> What the exercise asks
Scan the entries and copy each line where the word "down" is present.

> Listed records
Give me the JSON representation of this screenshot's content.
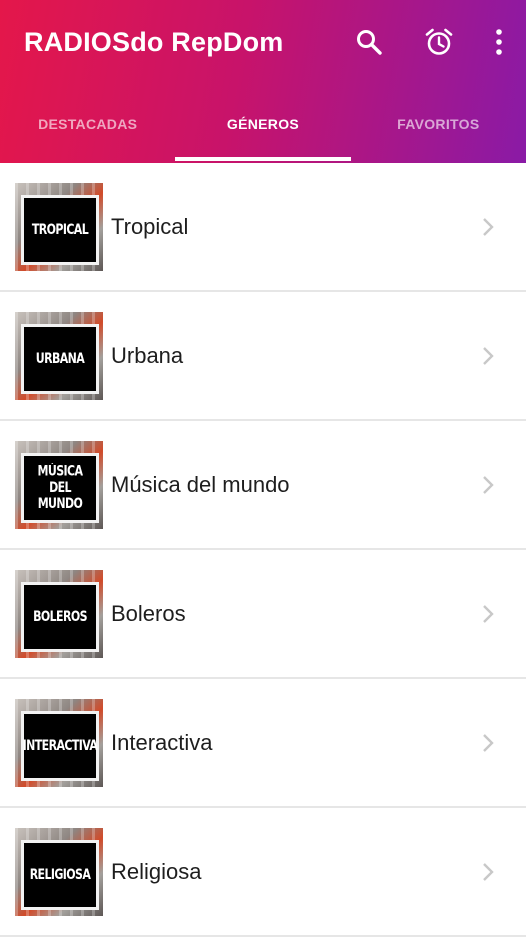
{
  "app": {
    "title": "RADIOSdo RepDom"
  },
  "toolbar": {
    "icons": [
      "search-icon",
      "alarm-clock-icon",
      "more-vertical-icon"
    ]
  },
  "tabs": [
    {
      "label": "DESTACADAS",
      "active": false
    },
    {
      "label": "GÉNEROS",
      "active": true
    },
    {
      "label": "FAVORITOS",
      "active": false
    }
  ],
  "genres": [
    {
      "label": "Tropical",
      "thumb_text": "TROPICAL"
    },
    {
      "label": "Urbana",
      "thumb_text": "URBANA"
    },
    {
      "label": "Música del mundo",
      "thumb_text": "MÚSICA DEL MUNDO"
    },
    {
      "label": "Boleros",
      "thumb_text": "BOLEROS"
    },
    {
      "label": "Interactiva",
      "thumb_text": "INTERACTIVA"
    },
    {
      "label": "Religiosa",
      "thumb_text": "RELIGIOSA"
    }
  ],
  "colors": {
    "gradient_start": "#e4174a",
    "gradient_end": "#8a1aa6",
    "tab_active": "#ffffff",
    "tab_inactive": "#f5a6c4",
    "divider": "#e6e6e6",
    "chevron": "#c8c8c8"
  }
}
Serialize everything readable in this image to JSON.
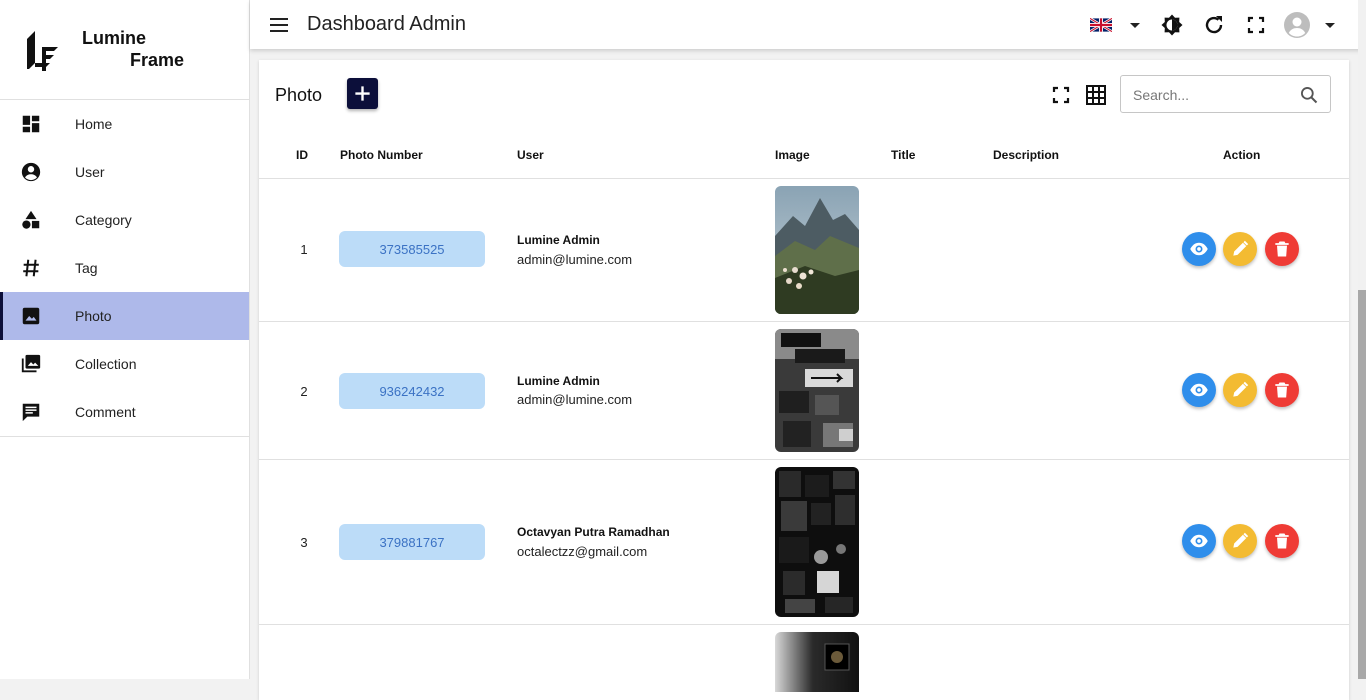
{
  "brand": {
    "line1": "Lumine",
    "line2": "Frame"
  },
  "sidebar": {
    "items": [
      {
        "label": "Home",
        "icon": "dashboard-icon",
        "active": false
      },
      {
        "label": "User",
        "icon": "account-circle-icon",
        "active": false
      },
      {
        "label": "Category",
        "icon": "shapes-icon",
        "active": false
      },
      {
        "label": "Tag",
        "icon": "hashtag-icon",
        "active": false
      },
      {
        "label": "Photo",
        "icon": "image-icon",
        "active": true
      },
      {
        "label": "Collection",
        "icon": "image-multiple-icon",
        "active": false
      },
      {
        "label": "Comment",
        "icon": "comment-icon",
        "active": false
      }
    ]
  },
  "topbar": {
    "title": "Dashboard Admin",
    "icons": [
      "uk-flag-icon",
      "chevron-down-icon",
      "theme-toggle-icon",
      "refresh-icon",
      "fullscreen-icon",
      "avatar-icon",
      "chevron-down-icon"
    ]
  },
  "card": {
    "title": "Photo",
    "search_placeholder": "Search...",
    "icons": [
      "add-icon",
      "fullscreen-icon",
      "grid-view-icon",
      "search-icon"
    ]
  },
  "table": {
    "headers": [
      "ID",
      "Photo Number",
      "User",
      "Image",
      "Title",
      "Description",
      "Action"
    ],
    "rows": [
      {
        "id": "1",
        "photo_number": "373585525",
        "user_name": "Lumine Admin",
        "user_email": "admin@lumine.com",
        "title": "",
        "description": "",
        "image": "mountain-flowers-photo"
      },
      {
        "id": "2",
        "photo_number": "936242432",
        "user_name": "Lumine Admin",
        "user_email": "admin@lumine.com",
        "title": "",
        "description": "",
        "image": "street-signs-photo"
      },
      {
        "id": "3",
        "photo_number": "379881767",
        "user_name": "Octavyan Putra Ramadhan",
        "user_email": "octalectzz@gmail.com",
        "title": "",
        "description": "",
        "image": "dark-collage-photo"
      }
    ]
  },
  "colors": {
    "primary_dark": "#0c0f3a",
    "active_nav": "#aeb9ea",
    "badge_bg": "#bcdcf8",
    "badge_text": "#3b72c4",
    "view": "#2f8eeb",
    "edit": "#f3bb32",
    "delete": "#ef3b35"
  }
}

> Exercise response
      "chevron-down-icon",
      "chevron-down-icon"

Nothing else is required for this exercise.